The Perfume Revival Project
As a result of the Perfume Revival Project, three scents are going to be added to the line in limited quantities: Oriental Sans Souci (200 bottles), Jasmin Majorelle (150 bottles) and Bois Tabac Virginia (150 bottles). They’re available now on the website, to ship from late October onwards.
Oriental Sans Souci (Black dot)
This was the winner of the project. Its a complex, masculine-leaning fragrance which changes every time we test it, revealing new facets. It’s heavy on the spices and we detected peppercorns and clove, cardamon and even nutmeg, which are contrasted against a sharper citrus note and a much softer patchouli. It’s quite different and unusual, but one you need to test because different elements seem to shine on different people.
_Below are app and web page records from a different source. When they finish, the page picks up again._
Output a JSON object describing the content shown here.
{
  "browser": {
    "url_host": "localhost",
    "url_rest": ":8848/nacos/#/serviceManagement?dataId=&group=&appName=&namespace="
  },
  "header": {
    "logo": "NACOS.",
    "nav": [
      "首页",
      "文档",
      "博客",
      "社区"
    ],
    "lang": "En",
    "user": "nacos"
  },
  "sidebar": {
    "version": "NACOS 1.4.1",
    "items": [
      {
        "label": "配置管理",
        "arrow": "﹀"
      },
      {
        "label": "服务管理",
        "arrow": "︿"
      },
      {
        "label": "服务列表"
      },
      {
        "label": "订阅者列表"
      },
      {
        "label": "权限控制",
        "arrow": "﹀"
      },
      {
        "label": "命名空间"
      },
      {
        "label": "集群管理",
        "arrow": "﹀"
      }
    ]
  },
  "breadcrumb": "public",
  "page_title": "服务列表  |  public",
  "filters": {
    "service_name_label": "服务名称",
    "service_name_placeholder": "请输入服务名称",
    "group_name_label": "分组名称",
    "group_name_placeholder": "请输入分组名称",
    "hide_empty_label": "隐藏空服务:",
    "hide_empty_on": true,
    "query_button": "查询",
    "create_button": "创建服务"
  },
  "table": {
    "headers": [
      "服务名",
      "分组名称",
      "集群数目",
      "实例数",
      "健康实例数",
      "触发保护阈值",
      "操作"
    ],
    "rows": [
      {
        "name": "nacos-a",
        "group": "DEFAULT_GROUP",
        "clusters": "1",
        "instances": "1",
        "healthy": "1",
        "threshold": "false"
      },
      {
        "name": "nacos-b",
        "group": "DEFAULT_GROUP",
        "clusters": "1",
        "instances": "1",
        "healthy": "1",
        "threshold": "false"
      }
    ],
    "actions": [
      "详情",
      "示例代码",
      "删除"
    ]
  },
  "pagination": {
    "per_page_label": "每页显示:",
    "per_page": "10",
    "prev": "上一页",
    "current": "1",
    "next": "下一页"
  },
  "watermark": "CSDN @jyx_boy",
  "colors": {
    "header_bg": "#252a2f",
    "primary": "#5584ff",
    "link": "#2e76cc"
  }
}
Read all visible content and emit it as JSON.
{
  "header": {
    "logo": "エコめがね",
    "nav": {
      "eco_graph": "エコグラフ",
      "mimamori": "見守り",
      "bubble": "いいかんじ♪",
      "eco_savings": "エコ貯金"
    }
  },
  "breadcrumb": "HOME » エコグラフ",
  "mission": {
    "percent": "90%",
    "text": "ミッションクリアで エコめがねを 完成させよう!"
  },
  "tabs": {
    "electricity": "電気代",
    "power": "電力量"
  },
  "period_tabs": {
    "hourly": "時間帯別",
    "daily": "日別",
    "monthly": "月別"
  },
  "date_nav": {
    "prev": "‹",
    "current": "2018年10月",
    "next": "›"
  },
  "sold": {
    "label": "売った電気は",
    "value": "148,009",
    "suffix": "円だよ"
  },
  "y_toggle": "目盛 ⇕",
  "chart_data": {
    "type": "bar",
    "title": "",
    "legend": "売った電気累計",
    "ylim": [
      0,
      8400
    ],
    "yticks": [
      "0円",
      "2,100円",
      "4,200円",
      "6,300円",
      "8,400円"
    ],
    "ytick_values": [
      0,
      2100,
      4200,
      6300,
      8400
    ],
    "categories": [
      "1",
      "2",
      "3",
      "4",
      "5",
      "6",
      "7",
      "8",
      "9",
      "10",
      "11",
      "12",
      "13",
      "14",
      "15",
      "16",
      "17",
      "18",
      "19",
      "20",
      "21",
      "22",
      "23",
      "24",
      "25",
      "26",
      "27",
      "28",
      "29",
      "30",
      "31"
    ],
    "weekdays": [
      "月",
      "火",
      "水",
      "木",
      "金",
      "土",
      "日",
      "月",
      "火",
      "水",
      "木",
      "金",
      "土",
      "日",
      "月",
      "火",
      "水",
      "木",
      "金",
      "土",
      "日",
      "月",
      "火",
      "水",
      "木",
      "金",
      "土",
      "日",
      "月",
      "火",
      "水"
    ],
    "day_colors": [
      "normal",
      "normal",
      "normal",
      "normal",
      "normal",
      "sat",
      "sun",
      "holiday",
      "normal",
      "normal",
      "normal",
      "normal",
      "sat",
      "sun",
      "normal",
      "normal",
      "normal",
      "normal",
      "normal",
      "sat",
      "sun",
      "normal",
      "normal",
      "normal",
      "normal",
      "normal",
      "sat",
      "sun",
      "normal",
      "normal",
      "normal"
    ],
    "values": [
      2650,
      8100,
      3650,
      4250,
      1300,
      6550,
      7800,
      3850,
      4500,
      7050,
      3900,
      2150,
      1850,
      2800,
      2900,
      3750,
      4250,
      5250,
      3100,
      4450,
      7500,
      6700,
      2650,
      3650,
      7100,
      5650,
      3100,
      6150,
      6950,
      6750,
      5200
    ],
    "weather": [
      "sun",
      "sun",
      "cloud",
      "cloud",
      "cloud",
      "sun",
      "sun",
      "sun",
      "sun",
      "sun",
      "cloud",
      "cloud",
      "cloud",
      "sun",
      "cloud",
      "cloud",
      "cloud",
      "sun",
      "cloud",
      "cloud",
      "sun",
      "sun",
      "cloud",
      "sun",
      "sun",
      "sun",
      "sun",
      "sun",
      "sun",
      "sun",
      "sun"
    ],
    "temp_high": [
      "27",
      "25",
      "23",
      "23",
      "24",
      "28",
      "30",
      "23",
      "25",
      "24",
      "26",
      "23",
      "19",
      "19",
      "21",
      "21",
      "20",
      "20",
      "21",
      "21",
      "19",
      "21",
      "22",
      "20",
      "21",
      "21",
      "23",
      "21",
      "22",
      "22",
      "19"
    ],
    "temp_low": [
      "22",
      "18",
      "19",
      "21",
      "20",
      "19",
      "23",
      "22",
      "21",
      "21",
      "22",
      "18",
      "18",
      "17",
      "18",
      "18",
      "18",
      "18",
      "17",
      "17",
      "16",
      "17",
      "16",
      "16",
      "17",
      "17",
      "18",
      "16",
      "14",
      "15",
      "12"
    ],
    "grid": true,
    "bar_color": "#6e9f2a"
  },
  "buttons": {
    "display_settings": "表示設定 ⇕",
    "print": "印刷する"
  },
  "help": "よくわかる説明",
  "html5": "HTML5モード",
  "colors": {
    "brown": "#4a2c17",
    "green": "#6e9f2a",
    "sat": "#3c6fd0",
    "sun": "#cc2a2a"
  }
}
Or at least that’s what we found in our office anyway!
Jasmine Majorelle (Yellow dot)
This is a frenetic floral with boundless vibrating energy. Simpler, perhaps, than its peers, it’s a very joyful jasmine-heavy scent which reminded us of the way one of our grandmas smelled when we were children (in a really nice, nostalgic and quite glamorous way). It softens beautifully and goes much creamier as it wears. This one is much more feminine-leaning and definitely one for lovers of energetic, sweet florals.
Bois Tabac Virginia (Red dot)
A dense, interesting scent with hints of leather, woods and tobacco. There’s also something expansive in the mix like eucalyptus perhaps. Another complicated scent which translates well to a modern marketplace, this fragrance has a pleasant density and solidity about it that we really liked. At times it goes a bit soapy, but that was nice too – a sort of old-fashioned, luxurious shaving foam type vibe, definitely hits of “clean” about it.
Le Jardin Retrouvé offer classic scents done well, with that old school, quality vibe. They particularly excel at citruses which are abundant in their collection. Stand out scents have to be Cuir de Russie for its obvious quality and craftsmanship and Verveine d’Ete which is just so utterly joyful and moreish.
Le Jardin Retrouvé’s collection is available via their web boutique. Prices for bottles of perfume range from €35 – €155.
Exclusively for our readers and for a limited time of one week only (from today), you can claim free shipping on your order when you use code ‘TheSniff’ at checkout. Online shopping just got even more fun!
Le Jardin Retrouvé kindly provided us with a sample pack of their main scents. We participated in the Perfume Revival Project at our own cost however (participants all paid postage in order to receive each of the four perfumes under consideration).